Great God, is there a lighthouse that can burn for Thee in this place and in this church? And do we not have a great prophetic call from God to reach these masses on the street, the great, vast, growing metropolis of the city of Dallas? They need us, whether they would say so or admit it or come before us and confess it, or not. Dallas needs Christ! And the Lord died for the masses of the city of Dallas. That there might be in us, the compassion of heart that would reach out to seek every soul and every heart and home and life in this great, thriving, throbbing metroplex, where this last week the paper and the radio said five thousand new people come to Dallas every week; five thousand a week.
Let me close with the compassionate heart. I was reading, this last week, T. Dewitt Talmage. T. Dewitt Talmage, a pastor in Brooklyn, New York, is the only preacher in America whose sermons appeared the following day, from one side of this continent to the other; from New York to Los Angeles. When he delivered his sermon on Sunday, on Monday his sermon appeared in all the newspapers of America.

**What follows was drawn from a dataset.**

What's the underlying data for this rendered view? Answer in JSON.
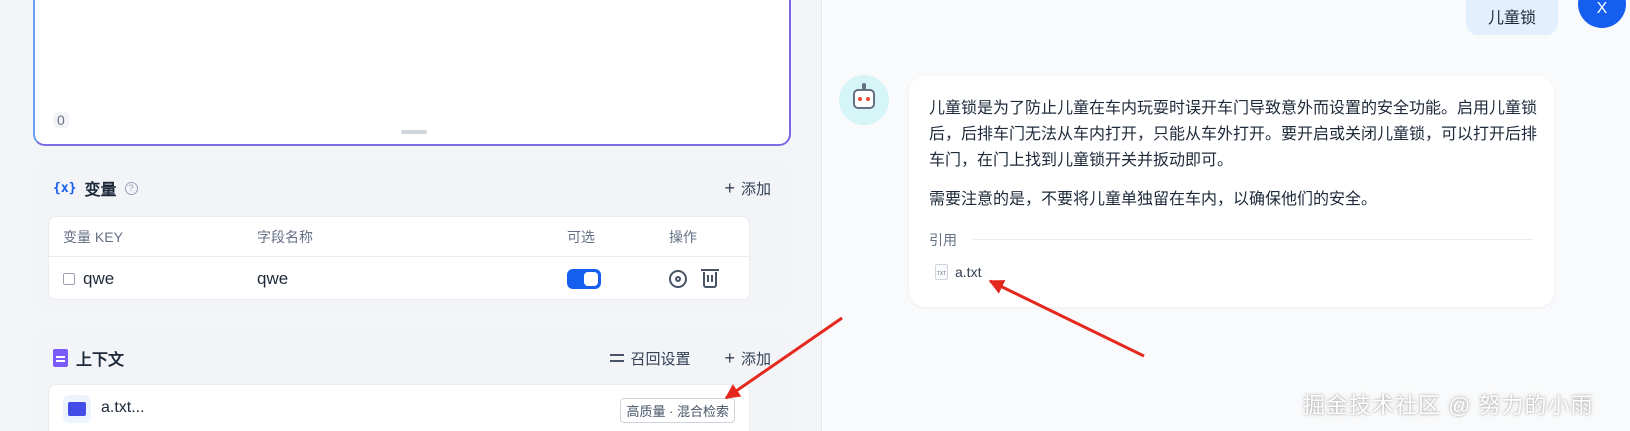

He had a vast and compelling ministry. Well, just reading T. Dewitt Talmage, I came across this story that he told. And he told it so intimately that I could not help but think it must have concerned him, though he didn’t say so. Anyway, what he describes is a cell, a prison cell in New York, in which is confined a woman, in sentence there for some crime. Her mother, from the street, who was homeless, came to see her. And in one of those providences, inexplicable, while the mother was there in that cell visiting her incarcerated daughter, the mother died; just suddenly died.
The mother, homeless, and the daughter in the cell; the city of New York put that woman, that mother, in a coffin, and they had the service in the cell, in the jail, in the cell. And they asked a minister to come and conduct the memorial rites. Here’s where I think, though he didn’t say it, I think it was Talmage himself. The minister came and conducted the memorial service for that homeless, helpless, poor mother in that prison cell.
And at the end of the service, he said to that daughter, who was incarcerated, he said, “Would you put your hand on the brow of your mother?”
And he said, “Would you raise your other hand toward heaven? And will you tell our living Lord that you will give your heart and the rest of your life to Him. And you will trust Him and believe in Him? Will you do that?”
She said, “I will.” And with her hand on the brow of her mother and the other hand raised toward Jesus, she gave Him her heart and her life.
And the minister said, “Dear daughter, in the name of God and of our Savior and of your mother, God bless you and keep you and take care of you.”
And in a testimony in a Christian church, that sweet girl said, “That was the first time in my life that anybody ever spoke words of sweetness and kindness and blessing to me,” her whole life lived outside of the pale, and the influence, and the touch, and the love, and the compassion of our Lord and of God’s people.
Oh dear! As I read it, I thought of the multitudes that pass by. Does anyone speak to them? Does anyone have any word for them? Does anyone really care? This is our calling, our assignment. This is our prophetic ministry in this great city in which God hath cast our life and our lot.
O Master, in wisdom and in blessing, work with us. Help us to know how to do it, how to reach these families, how to gather up these children, in love and compassion, to teach them the mercy and grace of our living Lord. Do it, precious Savior; do it.
In this moment that we stand and sing our appeal, to give your heart to Jesus, a family of you, coming to put your life with us, serving Jesus, answering God’s call in your heart to be God’s messenger from Jesus, as the Spirit shall press the appeal, answer with your life, do it now. If you’re in the balcony, there’s time and to spare. In this lower floor, down one of these aisles, “Pastor, this is God’s day for me and I’m coming” [Romans 10:9-10]. Make it now; do it now. Welcome now. In our Savior’s dear name, come, while we stand and while we sing.